They get under your silverware or in between your muffin and your plate; they get tucked into the bag that you specifically asked not to have; they come wrapped around your icecream cone. I’m taking about paper napkins.
We’ve been doing our best to avoid this ubiquitous dining accessory, but to no avail. True, they are compostable, and we at the Clean Bin have been reluctantly pocketing the ones we get stuck with and shredding them with the veggie peels, but it’s so unneccessary, and I don’t really want the bleach and chemicals that make that napkin so snowy white leaching into my garden long-term.
Rule number 3 of the Clean Bin Project is to avoid excessive packaging, and to me that napkin under the muffin is screaming “excessive”. (Better protect that plate, it might get crumbs on it.)
Straws, on the other hand, are handy.

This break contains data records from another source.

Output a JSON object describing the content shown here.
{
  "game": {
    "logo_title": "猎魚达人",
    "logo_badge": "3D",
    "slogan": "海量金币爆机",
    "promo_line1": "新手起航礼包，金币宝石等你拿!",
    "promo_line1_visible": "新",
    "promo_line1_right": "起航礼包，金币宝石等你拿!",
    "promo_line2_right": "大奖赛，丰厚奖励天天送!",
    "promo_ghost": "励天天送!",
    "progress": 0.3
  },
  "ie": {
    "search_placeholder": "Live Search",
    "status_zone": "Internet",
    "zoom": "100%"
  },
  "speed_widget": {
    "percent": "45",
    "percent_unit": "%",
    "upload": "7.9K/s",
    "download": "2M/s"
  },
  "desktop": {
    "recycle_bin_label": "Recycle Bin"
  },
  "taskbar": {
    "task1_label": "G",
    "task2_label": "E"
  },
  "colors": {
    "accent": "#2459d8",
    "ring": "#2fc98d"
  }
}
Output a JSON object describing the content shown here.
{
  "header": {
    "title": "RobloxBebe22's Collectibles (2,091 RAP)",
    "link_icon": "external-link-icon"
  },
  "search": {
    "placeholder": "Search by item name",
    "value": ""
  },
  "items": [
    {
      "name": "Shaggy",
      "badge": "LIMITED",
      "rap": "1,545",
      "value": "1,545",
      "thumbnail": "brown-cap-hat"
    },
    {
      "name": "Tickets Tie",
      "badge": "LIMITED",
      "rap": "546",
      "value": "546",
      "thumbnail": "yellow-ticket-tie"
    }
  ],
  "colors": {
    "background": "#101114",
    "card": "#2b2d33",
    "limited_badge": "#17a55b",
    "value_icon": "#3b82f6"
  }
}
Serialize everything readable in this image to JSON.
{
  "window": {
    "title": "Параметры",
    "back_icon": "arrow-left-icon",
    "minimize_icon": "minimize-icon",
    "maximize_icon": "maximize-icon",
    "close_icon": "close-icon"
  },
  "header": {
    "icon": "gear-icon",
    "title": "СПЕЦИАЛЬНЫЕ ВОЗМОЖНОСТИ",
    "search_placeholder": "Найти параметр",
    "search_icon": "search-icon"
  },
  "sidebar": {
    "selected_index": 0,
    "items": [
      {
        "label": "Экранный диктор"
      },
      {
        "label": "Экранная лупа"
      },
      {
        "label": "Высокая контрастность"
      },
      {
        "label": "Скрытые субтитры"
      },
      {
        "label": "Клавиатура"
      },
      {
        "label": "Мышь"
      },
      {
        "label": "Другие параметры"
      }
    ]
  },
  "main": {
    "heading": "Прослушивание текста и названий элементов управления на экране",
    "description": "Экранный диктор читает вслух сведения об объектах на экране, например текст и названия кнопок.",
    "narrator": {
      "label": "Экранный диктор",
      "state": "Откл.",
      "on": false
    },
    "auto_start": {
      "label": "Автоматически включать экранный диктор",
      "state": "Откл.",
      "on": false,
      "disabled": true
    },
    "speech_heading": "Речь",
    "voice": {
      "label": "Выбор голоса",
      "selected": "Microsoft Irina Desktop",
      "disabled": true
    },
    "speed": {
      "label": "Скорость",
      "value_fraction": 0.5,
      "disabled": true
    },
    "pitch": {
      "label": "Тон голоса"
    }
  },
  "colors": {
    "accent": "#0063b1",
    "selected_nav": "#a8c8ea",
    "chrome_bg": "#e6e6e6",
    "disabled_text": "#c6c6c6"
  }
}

How else should you drink while laying in a hammock? Or while sick in bed? Have you tried a milkshake without one? Not the same. Have you tried to keep one and clean it out week after week? Doesn’t last long does it? The plastic straw was simply designed to be disposable. And that’s the problem with it.
I don’t pick up many straws, but we did accidentally get a couple in the aforementioned milkshake this week, and it felt terribly wasteful.
Part of the impetus behind the “excessive packaging clause” is the thought that lots of packaging is temporary. I don’t need a bag for the bread I’m going to eat this evening, I don’t need a napkin for a muffin I’m going to eat in 2 minutes, and I don’t need a straw for a drink that I’m going to drink in 30 seconds.
Of course, it’s all trivial.
But disposable this, disposable that – it all leads to housecleaning with a swiffer and having boil in a bag beans for dinner. Pretty soon you’re lugging two cans of garbage out to the curb every week. So here’s all of us trying to do the little things by foregoing straws and carrying cloth napkins.